The Netherlands

It’s a small place

Holland_Windmill.jpgWhen it comes down to it, you have to admit that compared to other countries, the Netherlands is really, really small. If you travelled from the smallest island of Rottum, which is the most northerly point, to the southern border in Limburg, you would have covered only 310 kilometres in distance, a car journey of just under 4 hours. And from Hoek van Holland in the west to the German Border in the east is little more than 200 kilometres, about 2.5 hours travellling time. So we’re not talking about a big place here.

2008 January - May 038.jpgFlat

It’s pretty obvious when you get a first glimpse of the Netherlands that the country is flat. Very flat. In fact, you can often see for miles. And what’s more, a quarter of the land is below sea level. So if there was no protection from the sea, 25% of the country would be covered by water. That’s quite a scary thought and you can imagine that the threat of global warming and rising sea levels is making the Dutch very nervous.

Dutch Alps

The highest point is in the south, where the borders of the Netherlands, Belgium and Germany meet. The Vaalserberg is 323 metres above sea levels. The Dutch optimistically call this area the ‘Dutch Alps’. Not exactly an Alp, or even a mountain for that matter, but positively huge compared to the rest of the country.

Waterland

Dublin and Holland May 2009 134.JPGThe landscape of Holland is dominated by water.  Three big rivers flow from the south and east and their estuaries form a huge delta as they meet the North Sea in the west.  These rivers, the Rijn, the Maas, and the Schelde are not only the biggest rivers in the Netherlands, but also Europe’s most important waterways, which gives the Netherlands access to the rest of Europe.  As a result, the rivers have all had a huge impact on the development of the Netherlands.  But there is more water in the Netherlands than just these rivers, far more!  There are countless man-made canals and lakes all over the country.  With so much water everywhere, you can imagine just how many bridges there are, and they too come in all shapes and sizes.

Dublin and Holland May 2009 757.JPGDunes to the rescue!
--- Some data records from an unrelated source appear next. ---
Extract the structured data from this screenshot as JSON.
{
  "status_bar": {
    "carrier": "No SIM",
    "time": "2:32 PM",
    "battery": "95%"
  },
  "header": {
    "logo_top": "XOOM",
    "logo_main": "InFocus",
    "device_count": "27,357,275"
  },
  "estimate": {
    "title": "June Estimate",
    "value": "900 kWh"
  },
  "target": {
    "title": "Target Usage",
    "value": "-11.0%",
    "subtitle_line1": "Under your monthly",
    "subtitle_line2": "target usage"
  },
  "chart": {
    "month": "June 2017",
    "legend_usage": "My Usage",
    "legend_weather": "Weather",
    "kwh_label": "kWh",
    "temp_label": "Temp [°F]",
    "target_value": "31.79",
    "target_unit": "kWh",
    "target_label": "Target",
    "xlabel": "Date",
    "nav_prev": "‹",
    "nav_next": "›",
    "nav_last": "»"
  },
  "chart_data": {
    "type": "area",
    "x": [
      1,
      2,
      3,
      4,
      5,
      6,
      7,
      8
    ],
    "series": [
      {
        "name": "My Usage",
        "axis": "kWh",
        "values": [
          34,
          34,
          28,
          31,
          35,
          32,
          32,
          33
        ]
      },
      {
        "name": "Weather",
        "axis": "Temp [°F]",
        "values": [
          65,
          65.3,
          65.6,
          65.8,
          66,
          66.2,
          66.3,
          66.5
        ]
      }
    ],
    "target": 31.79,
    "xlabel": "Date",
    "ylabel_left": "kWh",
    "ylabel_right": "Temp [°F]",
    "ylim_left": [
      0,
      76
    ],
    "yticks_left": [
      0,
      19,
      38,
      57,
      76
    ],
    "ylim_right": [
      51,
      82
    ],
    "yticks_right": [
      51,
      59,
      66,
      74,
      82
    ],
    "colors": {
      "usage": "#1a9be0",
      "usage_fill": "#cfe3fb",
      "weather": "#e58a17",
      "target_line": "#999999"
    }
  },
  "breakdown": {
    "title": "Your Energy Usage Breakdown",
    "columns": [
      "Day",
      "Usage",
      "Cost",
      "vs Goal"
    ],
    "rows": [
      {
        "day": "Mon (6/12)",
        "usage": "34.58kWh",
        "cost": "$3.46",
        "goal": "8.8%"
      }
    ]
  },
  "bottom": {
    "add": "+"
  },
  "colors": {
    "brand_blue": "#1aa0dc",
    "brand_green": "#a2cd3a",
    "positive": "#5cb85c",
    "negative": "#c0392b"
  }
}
With all that low-lying land and water, the Dutch have always struggled to survive, and large parts of the country used to flood regularly.  In fact, 1000 years ago, the Netherlands as we know it now, didn’t even exist at all!  Really, the country was formed when wind and water together started to produce sand dunes.  It worked like this: The North Sea brought lots of sand to the coast.  The sand was swept up by the sea at low tide and formed little lumps.  Eventually tough tall grasses started growing in these sandy lumps.  The grasseDublin and Holland May 2009 697.JPGs then caught and held on to more sand, so that the sand lump grew bigger, so that more grasses could grow, so that more sand could get caught, so that….. You’ll see where this is going.  You end up with big sand dunes.  For centuries this carried on and on, until, eventually, these dunes became tall enough to become barriers against the sea.  This whole thing is still happening today – and just as well for the Dutch really!   These pictures will give you a good idea of a sand dune landscape and how it is formed.

Islands on the move

On the north coast of the Netherlands you’ll find 6 islands which together are called the Friesian Islands.  The sea around these islands is very shallow, so that at low tide you can actually walk to the islands.  The Friesian Islands are said to be “walking eastwards”. They constantly lose land in the west, where the sea undermines the island until eventually it caves in.   Fortunately, new sand is constantly building up on the east, which the islanders manage very carefully until eventually it is strong enough to build on.  In this way, the islands are slowly moving from west to east – and if current progress continues, the first Dutch Friesian Island will reach German territory in about uhm…500 years from now!

This text is taken from the introduction to ‘My Travel Kit for the Netherlands’.  If you would like more information, please contact me.